Fear is a major problem for people with illness and pain. Fear actually negatively impacts life far worse than the symptoms of any oppressive health issue ever could. Worse still, fear is an emotion that is usually automatically suppressed and is often completely repressed, never extending into consciousness at all due to its nightmarish psychoemotional effects on the individual. Therefore, the consequences of fear victimize silently and anonymously, since most people simply do not recognize the extent to which they are afraid below their conscious surface.
Our material life is a finite journey and we all know how it will end. There is no escape from inevitable demise. While this idea sounds pessimistic, it is actually incredibly liberating and empowering. The realization that we will all surely die grants us the ability to live without fear if we can only embrace the transient nature of our existence and stop trying so hard to exist as an ever-lasting future projection of our ideal selves.
In decades of working closely with chronic pain sufferers, I have come to realize that fear is what stops people from accomplishing in life. It is virtually never the illness or pain itself that is the limiting factor. People are afraid to try virtually anything new, afraid to change, afraid to fail, all the while using their illness or pain as a justification for resigning themselves to simply existing rather than living.
I have witnessed horribly debilitated and terminally ill and pained people doing amazing things in this life. They accomplish because they are not limited by their fear. They have accepted their condition and have simply decided to press onwards, despite the ravages of their health burdens and associated anxieties. In essence, they stopped illogically trying to escape their present condition through inaction and have therefore transcended their suffering through action; the action that composes life and provides sustenance to the soul, even as the body falters.

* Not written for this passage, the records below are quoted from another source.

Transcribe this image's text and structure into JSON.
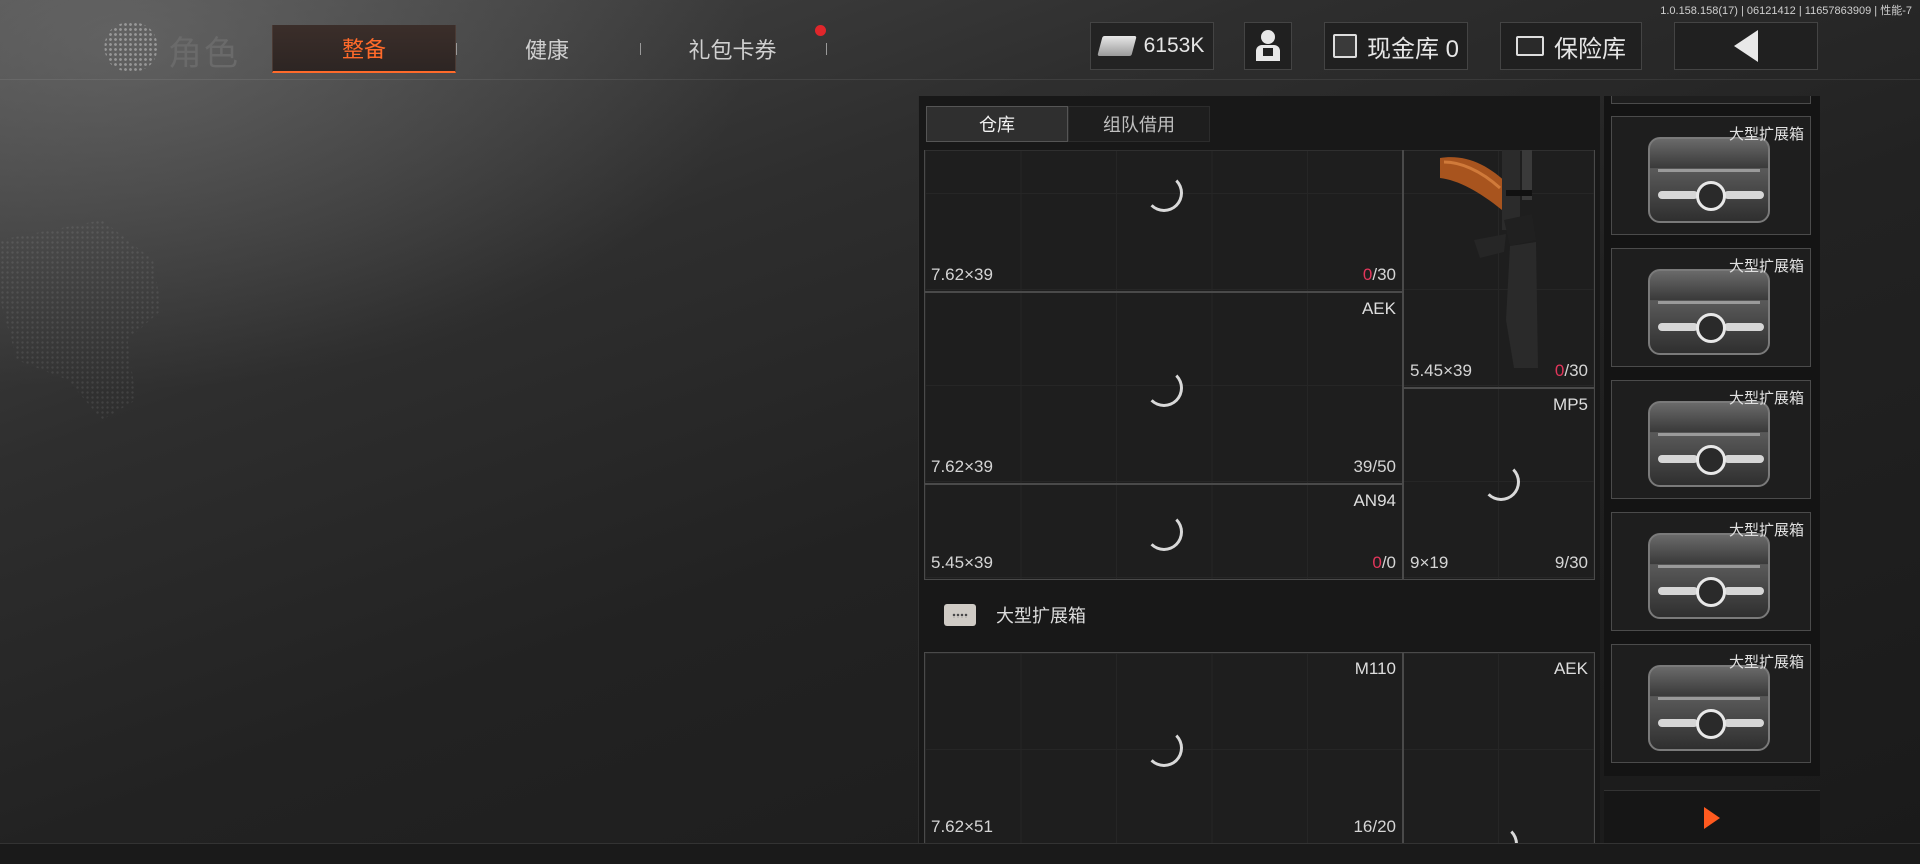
{
  "build_info": "1.0.158.158(17) | 06121412 | 11657863909 | 性能-7",
  "header": {
    "title": "角色",
    "tabs": [
      {
        "label": "整备",
        "active": true
      },
      {
        "label": "健康",
        "active": false
      },
      {
        "label": "礼包卡券",
        "active": false,
        "notification": true
      }
    ],
    "currency": {
      "value": "6153K",
      "icon": "cash-stack-icon"
    },
    "cash_vault": {
      "label": "现金库 0",
      "icon": "vault-icon"
    },
    "safe_box": {
      "label": "保险库",
      "icon": "safe-icon"
    },
    "back_icon": "chevron-left-icon",
    "accent_color": "#ff6a2a"
  },
  "inventory": {
    "subtabs": [
      {
        "label": "仓库",
        "active": true
      },
      {
        "label": "组队借用",
        "active": false
      }
    ],
    "grid1_items": [
      {
        "name": "",
        "ammo": "7.62×39",
        "cur": "0",
        "max": "/30",
        "zero": true
      },
      {
        "name": "AEK",
        "ammo": "7.62×39",
        "cur": "39",
        "max": "/50",
        "zero": false
      },
      {
        "name": "AN94",
        "ammo": "5.45×39",
        "cur": "0",
        "max": "/0",
        "zero": true
      },
      {
        "name": "",
        "ammo": "5.45×39",
        "cur": "0",
        "max": "/30",
        "zero": true
      },
      {
        "name": "MP5",
        "ammo": "9×19",
        "cur": "9",
        "max": "/30",
        "zero": false
      }
    ],
    "section": {
      "label": "大型扩展箱",
      "icon": "crate-icon"
    },
    "grid2_items": [
      {
        "name": "M110",
        "ammo": "7.62×51",
        "cur": "16",
        "max": "/20",
        "zero": false
      },
      {
        "name": "AEK",
        "ammo": "",
        "cur": "",
        "max": "",
        "zero": false
      }
    ]
  },
  "right_column": {
    "slots": [
      {
        "label": "大型扩展箱"
      },
      {
        "label": "大型扩展箱"
      },
      {
        "label": "大型扩展箱"
      },
      {
        "label": "大型扩展箱"
      },
      {
        "label": "大型扩展箱"
      }
    ],
    "next_icon": "play-arrow-icon"
  }
}
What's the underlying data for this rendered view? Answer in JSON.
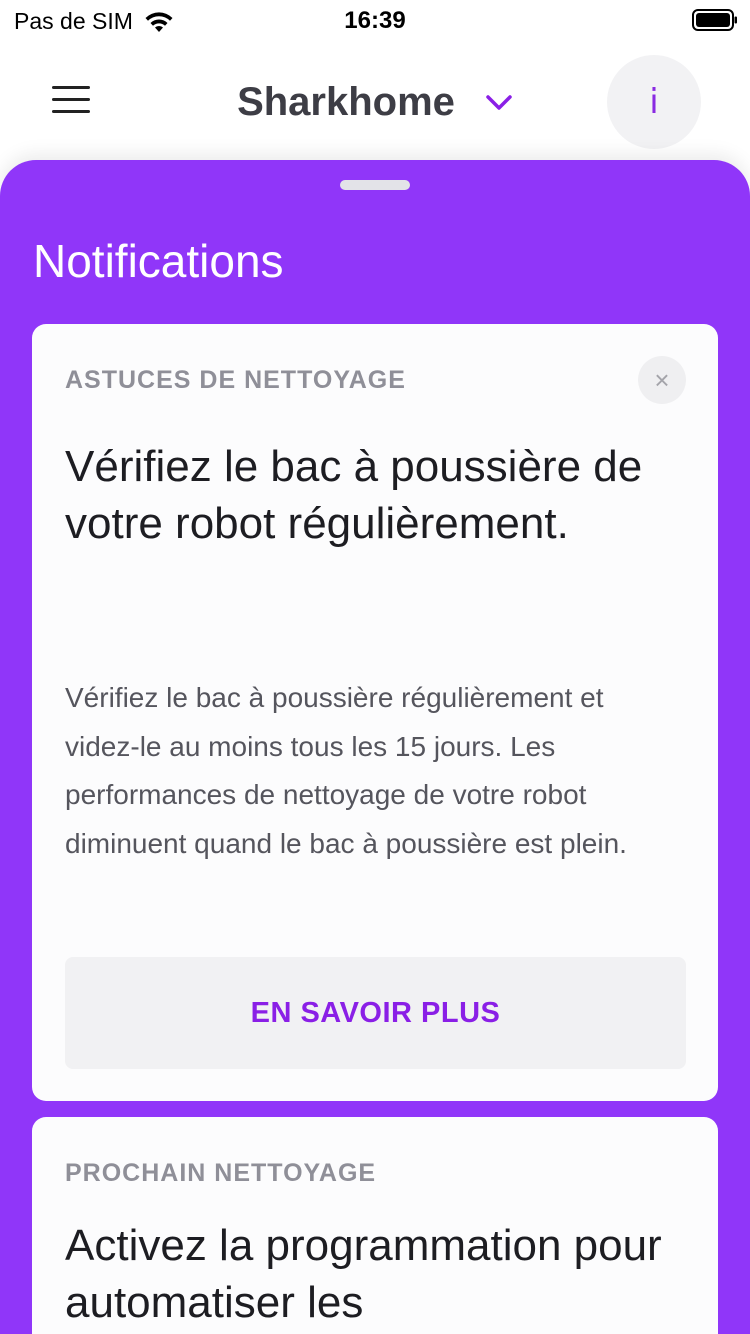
{
  "status_bar": {
    "carrier": "Pas de SIM",
    "time": "16:39"
  },
  "header": {
    "home_name": "Sharkhome",
    "info_label": "i"
  },
  "sheet": {
    "title": "Notifications"
  },
  "notifications": [
    {
      "category": "ASTUCES DE NETTOYAGE",
      "headline": "Vérifiez le bac à poussière de votre robot régulièrement.",
      "body": "Vérifiez le bac à poussière régulièrement et videz-le au moins tous les 15 jours. Les performances de nettoyage de votre robot diminuent quand le bac à poussière est plein.",
      "cta_label": "EN SAVOIR PLUS",
      "close_label": "×"
    },
    {
      "category": "PROCHAIN NETTOYAGE",
      "headline": "Activez la programmation pour automatiser les"
    }
  ],
  "colors": {
    "accent": "#9036f9",
    "cta_text": "#8a1fe6"
  }
}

I see people who are perfectly capable of doing anything and everything in life, but are so strongly dominated by fear that they simply exist each day, hoping that their lack of mental, physical or spiritual exertion might somehow relieve all their pain. Of course, the opposite occurs. Instead of getting better, these people drift further from the active world of the living and get closer to the realm of the figuratively dead. Life, if it can still be called that, consists of a prison sentence of prohibitions, fears (conscious and far worse, unconscious) and passivity, all leading to the same eventuality as every other living soul on this planet. There is no escape by being overly careful.
On the other hand, people who decide to participate actively and wholeheartedly in life, without apology for their shortcomings or limitations, and without the crutch of any excuses to hold them back, can achieve the loftiest objectives through diligence, effort and determination. I am inspired by my clients and their well-fought battles, just as they cite being inspired by mine.
This brings me to a personal point in my own struggle with chronic pain, a struggle which is now in its 30th year: You do not need to be free of fear to live. I certainly am not free of it. I feel it and I sometimes find myself being overwhelmed by it in the same manner as anyone else. However, I am conscious of my fear. I seek it out, do not hide from it and certainly do not let it hide unconsciously from me. I force myself to live in close quarters with my fear and have therefore become accustomed to it. When it sleeps, I examine it closely and find it to be quite different than the monster I used to imagine. Instead, I observe the fear to be just an innocent and helpless child who does not want to feel this way, but does not know how to change.
The fear now has a completely different effect on me than it did previously. Instead of terrorizing my life, I sympathize and empathize with my fearful self. I comfort it and use logic, spirituality and positive emotional reinforcement to make the fear less fearful. It works.
Despite my pain, I continue to strive forward. Despite my client’s pain and illness, they continue to strive forward. Some of them you already know, as they are people in the public eye who have done far more than they once thought possible, due to health factors they once considered to be restrictive. Now, these real heroes have found that by acknowledging their fear, by accepting the perceived risk of the what if, and by pressing onwards each day, there is simply nothing they can not do.
Look at some examples of people who have changed the world for the better, despite considerable health impediments: Christy Brown, Christopher Reeve, Stephen Hawking, Franklin D. Roosevelt, and the millions of others who have lived fully, regardless of pain or disease. What makes you any less capable than these people? Are your sufferings any worse or do you just make them worse because fear aggrandizes your problems and robs you of your aspirations?
Want to move forward and really live, despite pain or sickness? I do. I will. Do you? Will you? Life exists now and now is the time to live.